- Pain or discomfort near a tumor
- Swelling or lump by the affected area
- Severe bone pain that may wake you from sleeping
- Weight loss or fatigue that can’t be explained by other things
Our specialists first evaluate your symptoms with a thorough physical exam. When our doctors suspect bone cancer, we may order an X-ray or MRI exam, which can show clear details of a bone tumor.
Doctors usually recommend a biopsy to confirm or rule out cancer. The biopsy removes a small tissue sample from the area (or mass) in question. We then examine the tissue under a microscope, looking for cancerous cells.
If you have cancer, our pathologists pinpoint your diagnosis using in-depth analysis of tumor cells. Precision testing helps us learn more about the cancer type by identifying molecular and genetic features of tumor cells.
In some cases, your doctor may recommend additional tests, such as PET or CT imaging scans or blood tests. These tests help us stage cancer, which determines whether or how far cancer has spread beyond the bone.
All of these details lead us to the specific treatments that are most appropriate for you. Learn more about diagnosing cancer.
Treatment for bone cancer depends on factors including a tumor’s size and location, your age and your overall health. Our team includes specialists experienced in treating children and adults with bone cancer. Find out more about cancer treatments.
Bone cancer treatment usually includes some combination of:
- Surgery: Our specialists may recommend surgery before or after other therapies, such as chemotherapy. Our orthopedic surgeons use sophisticated techniques to precisely remove tumor cells with a small margin of healthy tissue. Our rehabilitative doctors help patients adapt when extensive surgery (such as on your leg) affects how well you can move or walk.
- Chemotherapy and other medicines: Chemotherapy or other drugs help treat cancer in different ways. Targeted therapies and immunotherapy attack specific parts of bone cancer cells to stop them from spreading. Children with bone cancer undergo chemotherapy at a dedicated inpatient floor of University Hospital, where they receive close attention and extra care.

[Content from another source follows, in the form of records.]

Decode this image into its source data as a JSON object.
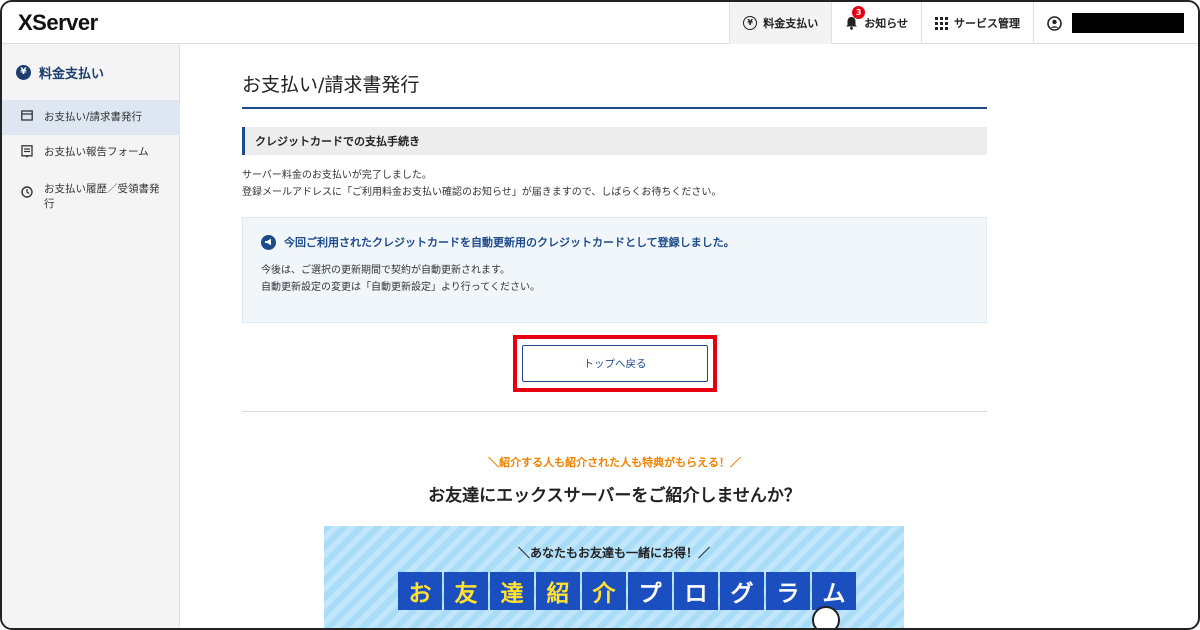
{
  "header": {
    "logo": "XServer",
    "nav": [
      {
        "label": "料金支払い",
        "icon": "yen-circle-icon"
      },
      {
        "label": "お知らせ",
        "icon": "bell-icon",
        "badge": "3"
      },
      {
        "label": "サービス管理",
        "icon": "grid-icon"
      }
    ],
    "user_icon": "user-circle-icon"
  },
  "sidebar": {
    "title": "料金支払い",
    "title_icon": "yen-icon",
    "items": [
      {
        "label": "お支払い/請求書発行",
        "icon": "card-icon",
        "active": true
      },
      {
        "label": "お支払い報告フォーム",
        "icon": "form-icon",
        "active": false
      },
      {
        "label": "お支払い履歴／受領書発行",
        "icon": "clock-icon",
        "active": false
      }
    ]
  },
  "main": {
    "title": "お支払い/請求書発行",
    "section_heading": "クレジットカードでの支払手続き",
    "message_line1": "サーバー料金のお支払いが完了しました。",
    "message_line2": "登録メールアドレスに「ご利用料金お支払い確認のお知らせ」が届きますので、しばらくお待ちください。",
    "info": {
      "title": "今回ご利用されたクレジットカードを自動更新用のクレジットカードとして登録しました。",
      "line1": "今後は、ご選択の更新期間で契約が自動更新されます。",
      "line2": "自動更新設定の変更は「自動更新設定」より行ってください。"
    },
    "top_button": "トップへ戻る",
    "promo": {
      "subtitle": "＼紹介する人も紹介された人も特典がもらえる！／",
      "title": "お友達にエックスサーバーをご紹介しませんか？",
      "banner_sub": "＼あなたもお友達も一緒にお得！／",
      "banner_chars": [
        "お",
        "友",
        "達",
        "紹",
        "介",
        "プ",
        "ロ",
        "グ",
        "ラ",
        "ム"
      ]
    }
  },
  "colors": {
    "accent": "#1c4a8a",
    "highlight": "#e60012",
    "promo_orange": "#f08200",
    "banner_blue": "#1b4fbf"
  }
}
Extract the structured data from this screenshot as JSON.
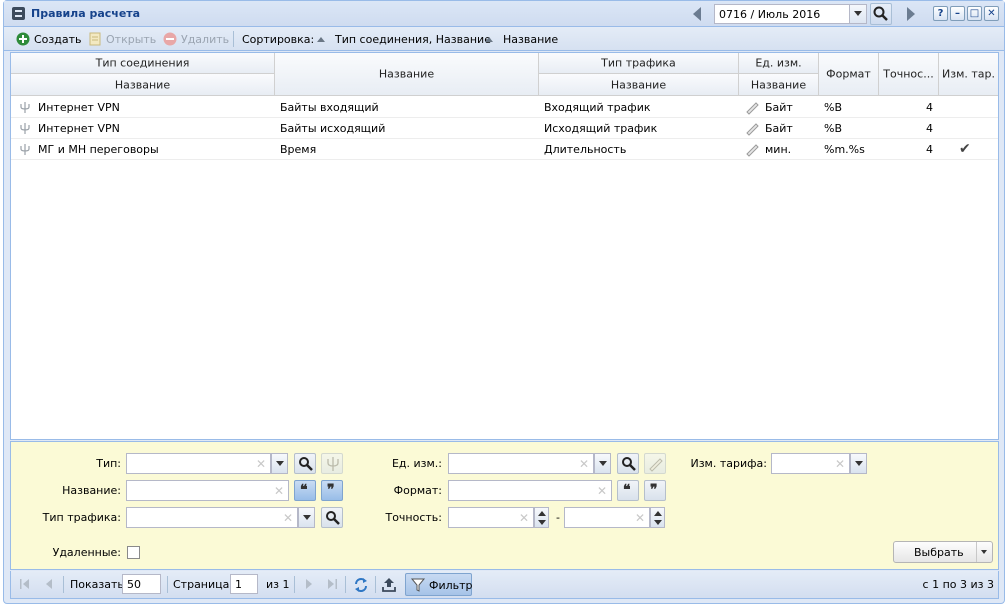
{
  "window": {
    "title": "Правила расчета",
    "period_value": "0716 / Июль 2016",
    "help_glyph": "?",
    "minimize_glyph": "–",
    "maximize_glyph": "□",
    "close_glyph": "✕"
  },
  "toolbar": {
    "create_label": "Создать",
    "open_label": "Открыть",
    "delete_label": "Удалить",
    "sort_label": "Сортировка:",
    "sort_items": [
      "Тип соединения, Название",
      "Название"
    ]
  },
  "grid": {
    "group_headers": {
      "connection_type": "Тип соединения",
      "traffic_type": "Тип трафика",
      "unit": "Ед. изм."
    },
    "columns": {
      "connection_name": "Название",
      "name": "Название",
      "traffic_name": "Название",
      "unit_name": "Название",
      "format": "Формат",
      "precision": "Точнос...",
      "tariff_change": "Изм. тар."
    },
    "rows": [
      {
        "connection": "Интернет VPN",
        "name": "Байты входящий",
        "traffic": "Входящий трафик",
        "unit": "Байт",
        "format": "%B",
        "precision": "4",
        "tariff_change": ""
      },
      {
        "connection": "Интернет VPN",
        "name": "Байты исходящий",
        "traffic": "Исходящий трафик",
        "unit": "Байт",
        "format": "%B",
        "precision": "4",
        "tariff_change": ""
      },
      {
        "connection": "МГ и МН переговоры",
        "name": "Время",
        "traffic": "Длительность",
        "unit": "мин.",
        "format": "%m.%s",
        "precision": "4",
        "tariff_change": "✔"
      }
    ]
  },
  "filter": {
    "type_label": "Тип:",
    "name_label": "Название:",
    "traffic_label": "Тип трафика:",
    "deleted_label": "Удаленные:",
    "unit_label": "Ед. изм.:",
    "format_label": "Формат:",
    "precision_label": "Точность:",
    "precision_dash": "-",
    "tariff_label": "Изм. тарифа:",
    "clear_glyph": "✕",
    "open_quote": "❝",
    "close_quote": "❞",
    "select_button": "Выбрать"
  },
  "paging": {
    "show_label": "Показать",
    "page_size": "50",
    "page_label": "Страница",
    "page_value": "1",
    "of_label": "из 1",
    "filter_label": "Фильтр",
    "summary": "с 1 по 3 из 3"
  },
  "colors": {
    "header_text": "#15428b",
    "filter_bg": "#fbfad6",
    "border": "#99bbe8"
  }
}
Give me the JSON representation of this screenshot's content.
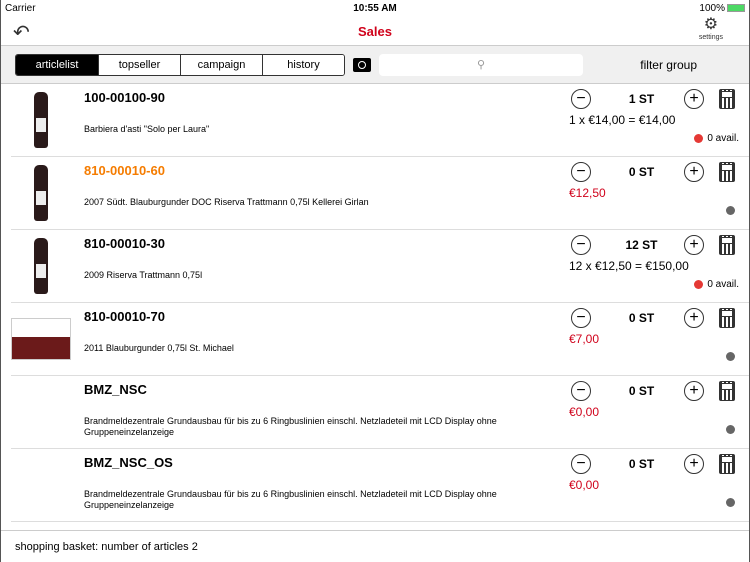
{
  "status": {
    "carrier": "Carrier",
    "time": "10:55 AM",
    "battery": "100%"
  },
  "nav": {
    "title": "Sales",
    "settings": "settings"
  },
  "tabs": [
    "articlelist",
    "topseller",
    "campaign",
    "history"
  ],
  "filter": "filter group",
  "rows": [
    {
      "code": "100-00100-90",
      "desc": "Barbiera d'asti \"Solo per Laura\"",
      "qty": "1 ST",
      "price": "1 x €14,00 = €14,00",
      "price_red": false,
      "avail": "0 avail.",
      "dot": "#e53935",
      "img": "bottle",
      "orange": false
    },
    {
      "code": "810-00010-60",
      "desc": "2007 Südt. Blauburgunder DOC  Riserva Trattmann 0,75l    Kellerei Girlan",
      "qty": "0 ST",
      "price": "€12,50",
      "price_red": true,
      "avail": "",
      "dot": "#666666",
      "img": "bottle",
      "orange": true
    },
    {
      "code": "810-00010-30",
      "desc": "2009  Riserva Trattmann 0,75l",
      "qty": "12 ST",
      "price": "12 x €12,50 = €150,00",
      "price_red": false,
      "avail": "0 avail.",
      "dot": "#e53935",
      "img": "bottle",
      "orange": false
    },
    {
      "code": "810-00010-70",
      "desc": "2011  Blauburgunder 0,75l St. Michael",
      "qty": "0 ST",
      "price": "€7,00",
      "price_red": true,
      "avail": "",
      "dot": "#666666",
      "img": "label",
      "orange": false
    },
    {
      "code": "BMZ_NSC",
      "desc": "Brandmeldezentrale Grundausbau für bis zu 6 Ringbuslinien einschl. Netzladeteil mit LCD Display ohne Gruppeneinzelanzeige",
      "qty": "0 ST",
      "price": "€0,00",
      "price_red": true,
      "avail": "",
      "dot": "#666666",
      "img": "",
      "orange": false
    },
    {
      "code": "BMZ_NSC_OS",
      "desc": "Brandmeldezentrale Grundausbau für bis zu 6 Ringbuslinien einschl. Netzladeteil mit LCD Display ohne Gruppeneinzelanzeige",
      "qty": "0 ST",
      "price": "€0,00",
      "price_red": true,
      "avail": "",
      "dot": "#666666",
      "img": "",
      "orange": false
    }
  ],
  "footer": "shopping basket: number of articles 2"
}
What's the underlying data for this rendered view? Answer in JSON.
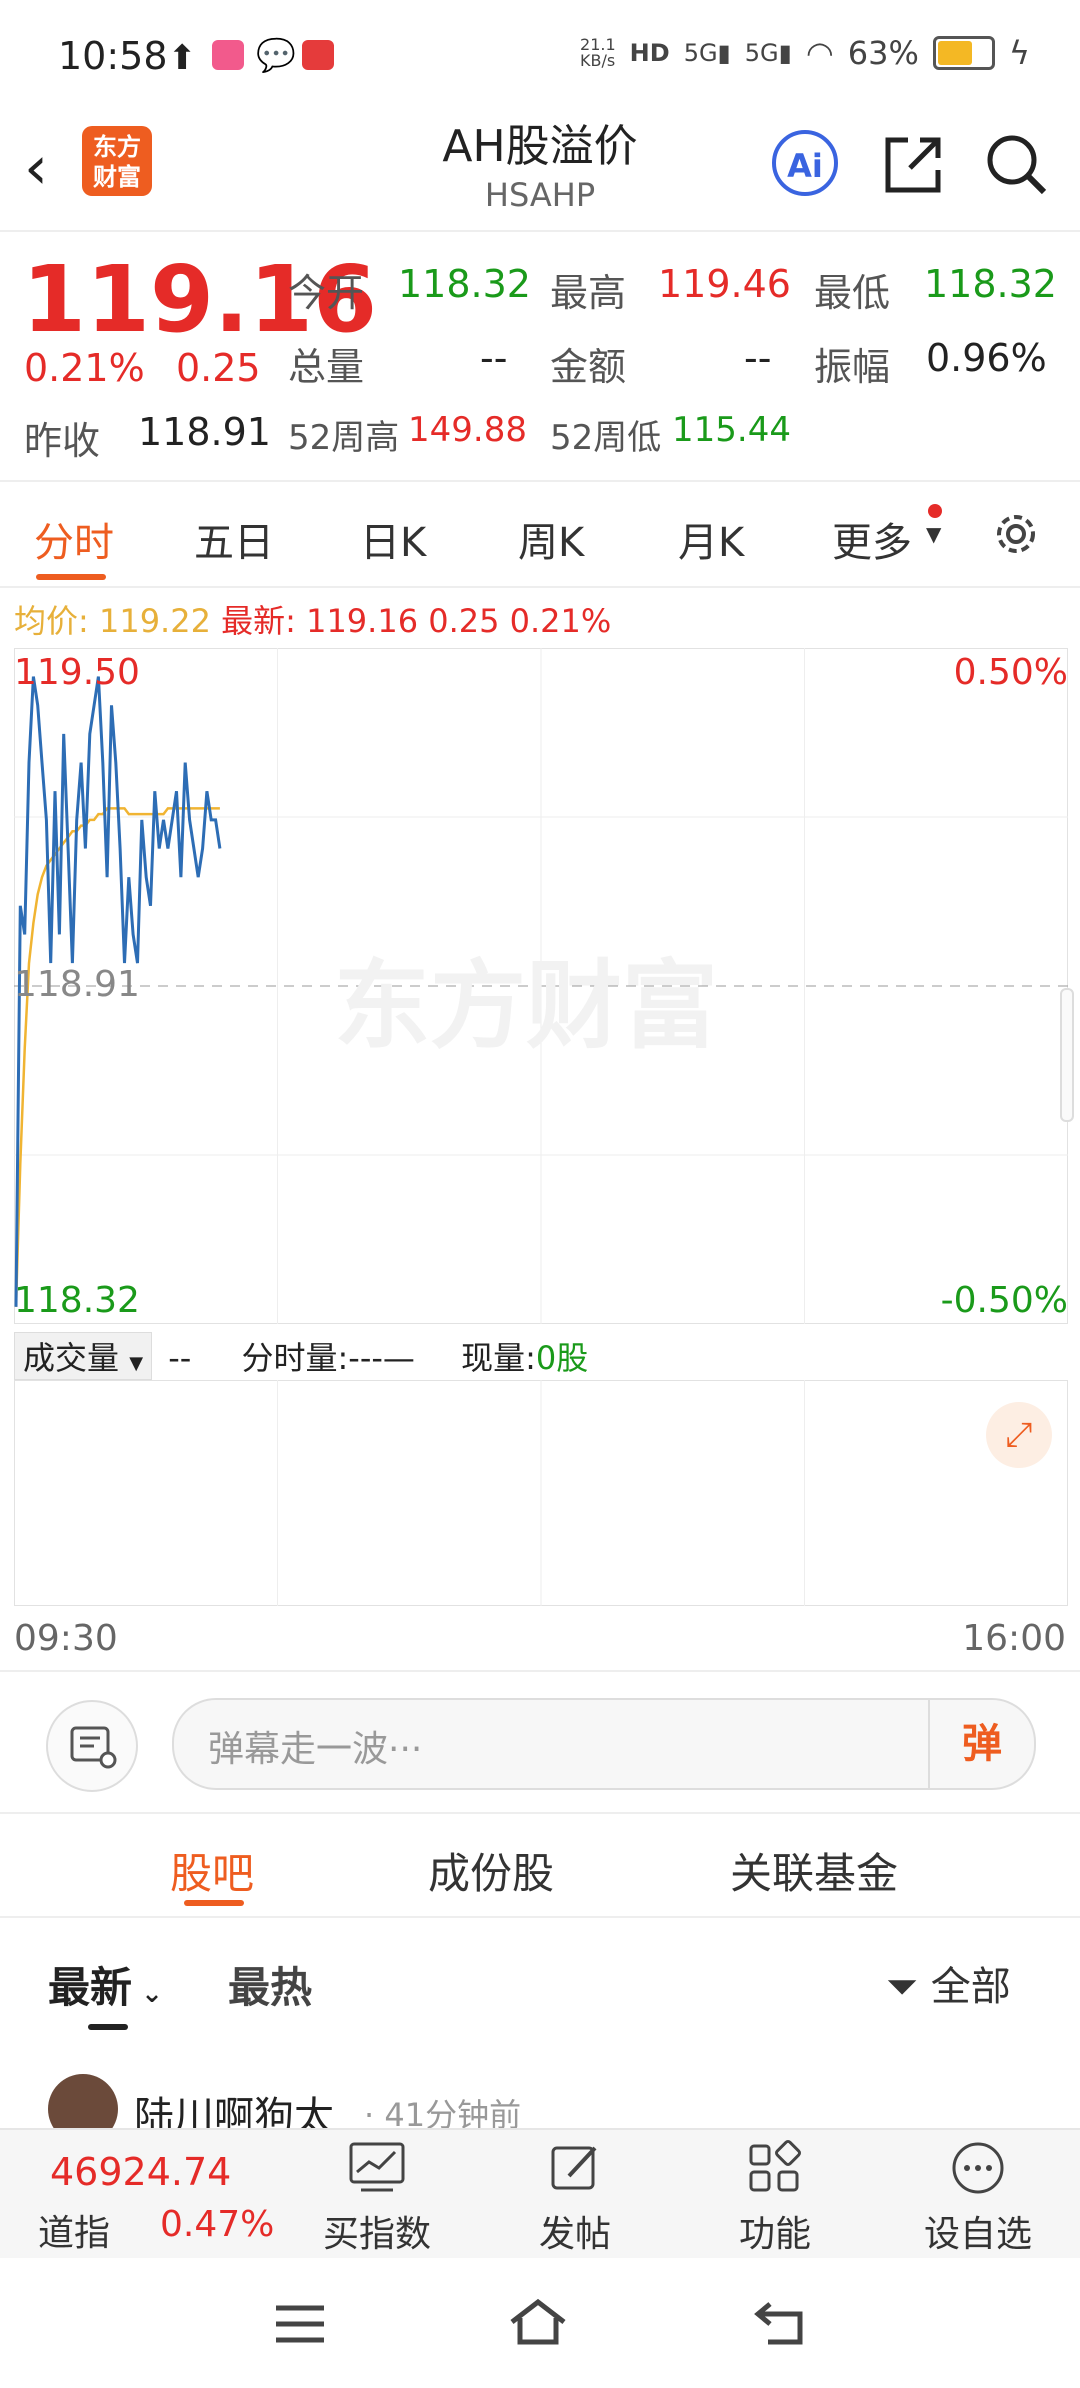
{
  "status": {
    "time": "10:58",
    "speed": "21.1\nKB/s",
    "battery": "63%",
    "battery_level": 0.63
  },
  "header": {
    "title": "AH股溢价",
    "subtitle": "HSAHP",
    "logo_line1": "东方",
    "logo_line2": "财富",
    "ai_label": "Ai"
  },
  "quote": {
    "price": "119.16",
    "change_pct": "0.21%",
    "change": "0.25",
    "open_label": "今开",
    "open": "118.32",
    "high_label": "最高",
    "high": "119.46",
    "low_label": "最低",
    "low": "118.32",
    "vol_label": "总量",
    "vol": "--",
    "amount_label": "金额",
    "amount": "--",
    "amp_label": "振幅",
    "amp": "0.96%",
    "prev_label": "昨收",
    "prev": "118.91",
    "w52h_label": "52周高",
    "w52h": "149.88",
    "w52l_label": "52周低",
    "w52l": "115.44"
  },
  "tabs": [
    "分时",
    "五日",
    "日K",
    "周K",
    "月K",
    "更多"
  ],
  "chart_info": {
    "avg_label": "均价:",
    "avg": "119.22",
    "latest_label": "最新:",
    "latest": "119.16",
    "chg": "0.25",
    "chg_pct": "0.21%"
  },
  "chart_labels": {
    "top_left": "119.50",
    "top_right": "0.50%",
    "mid": "118.91",
    "bottom_left": "118.32",
    "bottom_right": "-0.50%",
    "watermark": "东方财富",
    "time_start": "09:30",
    "time_end": "16:00"
  },
  "chart_data": {
    "type": "line",
    "ylim": [
      118.32,
      119.5
    ],
    "baseline": 118.91,
    "x_range": [
      "09:30",
      "16:00"
    ],
    "series": [
      {
        "color": "#2d6db5",
        "values": [
          118.35,
          119.05,
          119.0,
          119.3,
          119.45,
          119.4,
          119.3,
          119.2,
          118.95,
          119.25,
          119.0,
          119.35,
          119.15,
          118.95,
          119.2,
          119.3,
          119.15,
          119.35,
          119.4,
          119.45,
          119.3,
          119.1,
          119.4,
          119.3,
          119.15,
          118.95,
          119.1,
          119.0,
          118.95,
          119.2,
          119.1,
          119.05,
          119.25,
          119.15,
          119.2,
          119.15,
          119.2,
          119.25,
          119.1,
          119.3,
          119.2,
          119.15,
          119.1,
          119.15,
          119.25,
          119.2,
          119.2,
          119.15
        ]
      },
      {
        "color": "#f0b432",
        "values": [
          118.35,
          118.6,
          118.8,
          118.95,
          119.02,
          119.07,
          119.1,
          119.12,
          119.13,
          119.14,
          119.15,
          119.16,
          119.17,
          119.18,
          119.18,
          119.19,
          119.19,
          119.2,
          119.2,
          119.21,
          119.21,
          119.22,
          119.22,
          119.22,
          119.22,
          119.22,
          119.21,
          119.21,
          119.21,
          119.21,
          119.21,
          119.21,
          119.21,
          119.21,
          119.21,
          119.22,
          119.22,
          119.22,
          119.22,
          119.22,
          119.22,
          119.22,
          119.22,
          119.22,
          119.22,
          119.22,
          119.22,
          119.22
        ]
      }
    ]
  },
  "volume": {
    "type_label": "成交量",
    "type_value": "--",
    "minute_label": "分时量:",
    "minute_value": "---—",
    "now_label": "现量:",
    "now_value": "0股"
  },
  "danmu": {
    "placeholder": "弹幕走一波···",
    "btn": "弹"
  },
  "section_tabs": [
    "股吧",
    "成份股",
    "关联基金"
  ],
  "filter": {
    "latest": "最新",
    "hot": "最热",
    "all": "全部"
  },
  "post": {
    "user": "陆川啊狗太",
    "time": "· 41分钟前"
  },
  "bottom": {
    "index_value": "46924.74",
    "index_name": "道指",
    "index_chg": "0.47%",
    "buy": "买指数",
    "post": "发帖",
    "func": "功能",
    "fav": "设自选"
  }
}
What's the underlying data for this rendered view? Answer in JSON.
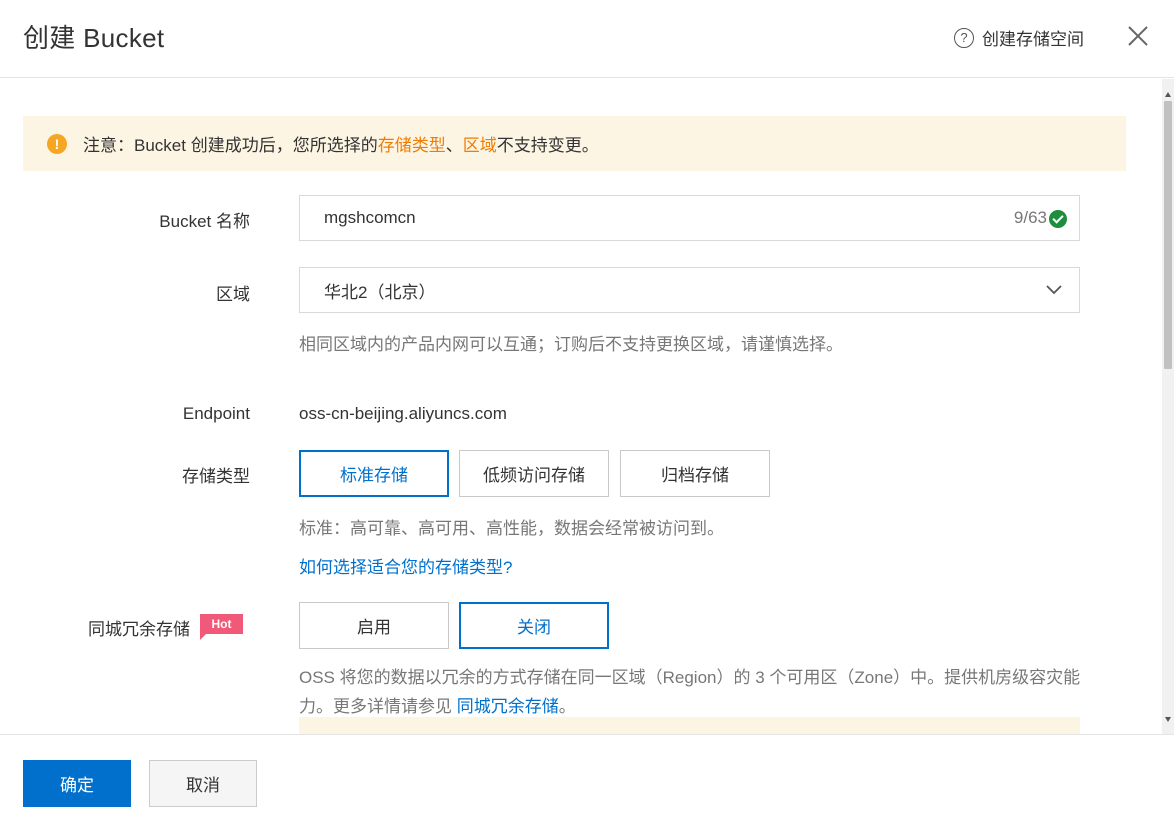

- Radiation therapy: Radiation oncologists with pediatric expertise use powerful, precise technologies to destroy cancer cells with high-energy beams while protecting healthy tissues. Our use of high-tech surface imaging technology helps us determine the right dose (and avoid taking daily X-rays) for certain pediatric sarcoma patients.
Some bone cancers pose a higher risk of recurrence (coming back) after successful treatment. Our team will continue to monitor you after treatment ends. Periodic testing, based on leading science and your needs, can help us detect potential problems at early stages.
Our pediatric specialists partner with the families of young patients to monitor the potential long-term effects of cancer treatment. Our childhood cancer survivorship program is designed to help pediatric cancer survivors become healthy adults.
Clinical trials offer eligible patients some of today’s leading cancer treatments close to home. Because we are an academic research center, our physician-scientists participate in a broad spectrum of research efforts focused on improving all aspects of cancer care for children and adults.
We partner with well-known childhood cancer research groups, such as the National Cancer Institute’s Children’s Oncology Group, to offer eligible pediatric patients some of the latest developments in bone cancer care.
Read more about cancer research and clinical trials and pediatric cancer clinical trials.
Make an appointment
Take the first step by visiting our cancer experts for testing, a second opinion or to learn about treatment options.
View bone cancer clinical trial opportunities
As the only National Cancer Institute (NCI)-designated cancer center in Central and South Texas, we offer you access to some of the nation’s newest cancer advances.
Scientists in our laboratories explore novel treatments for rare bone cancers. Your doctor will explain how clinical trial treatments that you are eligible for may fit into any phase of your care.
Meet our team
Our team includes cancer experts from different medical specialties who share a commitment to delivering precise, personalized care.